[[ Records for this task, beginning ]]

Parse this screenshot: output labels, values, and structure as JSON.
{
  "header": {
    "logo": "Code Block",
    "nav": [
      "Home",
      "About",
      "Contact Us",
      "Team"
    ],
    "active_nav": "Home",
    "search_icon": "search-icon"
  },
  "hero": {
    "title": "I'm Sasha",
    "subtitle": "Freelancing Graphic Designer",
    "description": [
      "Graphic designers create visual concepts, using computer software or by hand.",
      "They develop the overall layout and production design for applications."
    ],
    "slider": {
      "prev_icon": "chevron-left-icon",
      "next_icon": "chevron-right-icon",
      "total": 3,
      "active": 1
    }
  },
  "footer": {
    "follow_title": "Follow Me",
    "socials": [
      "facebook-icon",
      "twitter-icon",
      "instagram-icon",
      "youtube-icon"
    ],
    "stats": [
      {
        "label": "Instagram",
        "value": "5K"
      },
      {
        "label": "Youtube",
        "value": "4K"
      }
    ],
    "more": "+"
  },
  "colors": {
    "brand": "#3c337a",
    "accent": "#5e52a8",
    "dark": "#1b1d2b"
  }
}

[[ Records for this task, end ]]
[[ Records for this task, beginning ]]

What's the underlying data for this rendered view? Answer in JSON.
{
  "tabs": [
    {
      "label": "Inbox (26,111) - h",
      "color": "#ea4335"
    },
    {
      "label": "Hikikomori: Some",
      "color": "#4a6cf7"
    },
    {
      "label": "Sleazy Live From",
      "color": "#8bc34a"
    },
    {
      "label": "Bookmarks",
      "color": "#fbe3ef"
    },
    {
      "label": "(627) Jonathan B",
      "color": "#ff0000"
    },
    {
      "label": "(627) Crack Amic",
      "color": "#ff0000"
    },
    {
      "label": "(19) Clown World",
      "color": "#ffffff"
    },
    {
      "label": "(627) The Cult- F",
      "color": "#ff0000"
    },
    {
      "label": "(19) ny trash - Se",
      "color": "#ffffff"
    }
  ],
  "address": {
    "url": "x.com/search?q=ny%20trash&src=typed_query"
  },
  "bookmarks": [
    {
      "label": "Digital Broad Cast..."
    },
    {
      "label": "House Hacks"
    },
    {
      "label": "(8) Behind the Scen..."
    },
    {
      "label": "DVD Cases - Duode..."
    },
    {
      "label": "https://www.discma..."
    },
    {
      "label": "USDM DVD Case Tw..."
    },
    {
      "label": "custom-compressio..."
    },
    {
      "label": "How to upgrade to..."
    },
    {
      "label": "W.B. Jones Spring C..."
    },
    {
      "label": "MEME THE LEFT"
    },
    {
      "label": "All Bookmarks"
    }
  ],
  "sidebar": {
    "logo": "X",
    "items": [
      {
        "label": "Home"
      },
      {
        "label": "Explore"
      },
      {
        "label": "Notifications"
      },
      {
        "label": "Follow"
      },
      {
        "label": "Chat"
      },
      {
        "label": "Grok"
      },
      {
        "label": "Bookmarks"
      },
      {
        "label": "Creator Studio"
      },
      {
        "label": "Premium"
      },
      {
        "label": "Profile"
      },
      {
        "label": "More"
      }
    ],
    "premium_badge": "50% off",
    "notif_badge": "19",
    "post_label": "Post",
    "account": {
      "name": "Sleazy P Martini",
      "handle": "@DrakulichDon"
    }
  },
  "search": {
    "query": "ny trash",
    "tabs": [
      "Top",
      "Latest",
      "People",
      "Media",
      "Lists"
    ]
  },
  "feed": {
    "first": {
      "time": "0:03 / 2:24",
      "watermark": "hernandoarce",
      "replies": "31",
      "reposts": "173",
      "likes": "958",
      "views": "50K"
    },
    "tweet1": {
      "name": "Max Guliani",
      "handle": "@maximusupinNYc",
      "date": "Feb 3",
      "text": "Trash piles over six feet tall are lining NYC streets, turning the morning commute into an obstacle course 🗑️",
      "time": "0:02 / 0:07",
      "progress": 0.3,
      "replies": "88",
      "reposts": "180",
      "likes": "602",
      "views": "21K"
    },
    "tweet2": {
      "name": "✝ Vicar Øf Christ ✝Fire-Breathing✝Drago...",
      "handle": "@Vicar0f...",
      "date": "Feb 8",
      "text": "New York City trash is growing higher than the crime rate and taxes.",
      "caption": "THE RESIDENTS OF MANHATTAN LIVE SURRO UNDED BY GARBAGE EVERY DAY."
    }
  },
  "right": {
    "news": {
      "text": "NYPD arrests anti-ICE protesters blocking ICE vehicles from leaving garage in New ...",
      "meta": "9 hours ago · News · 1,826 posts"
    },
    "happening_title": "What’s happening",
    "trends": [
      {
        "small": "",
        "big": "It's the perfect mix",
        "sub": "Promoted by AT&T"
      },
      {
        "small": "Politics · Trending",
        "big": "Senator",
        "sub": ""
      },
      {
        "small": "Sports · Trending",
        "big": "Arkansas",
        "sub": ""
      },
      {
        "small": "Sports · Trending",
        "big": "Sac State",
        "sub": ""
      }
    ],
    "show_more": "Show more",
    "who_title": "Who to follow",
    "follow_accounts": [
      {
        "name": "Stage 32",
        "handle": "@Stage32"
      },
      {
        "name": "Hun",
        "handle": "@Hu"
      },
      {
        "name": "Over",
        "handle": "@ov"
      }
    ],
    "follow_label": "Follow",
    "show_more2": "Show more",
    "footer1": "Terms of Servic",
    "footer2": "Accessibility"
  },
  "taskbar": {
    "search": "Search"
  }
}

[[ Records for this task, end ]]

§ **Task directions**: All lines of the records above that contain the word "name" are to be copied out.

§ **Problem solution**:
      "name": "Sleazy P Martini",
      "name": "Max Guliani",
      "name": "✝ Vicar Øf Christ ✝Fire-Breathing✝Drago...",
        "name": "Stage 32",
        "name": "Hun",
        "name": "Over",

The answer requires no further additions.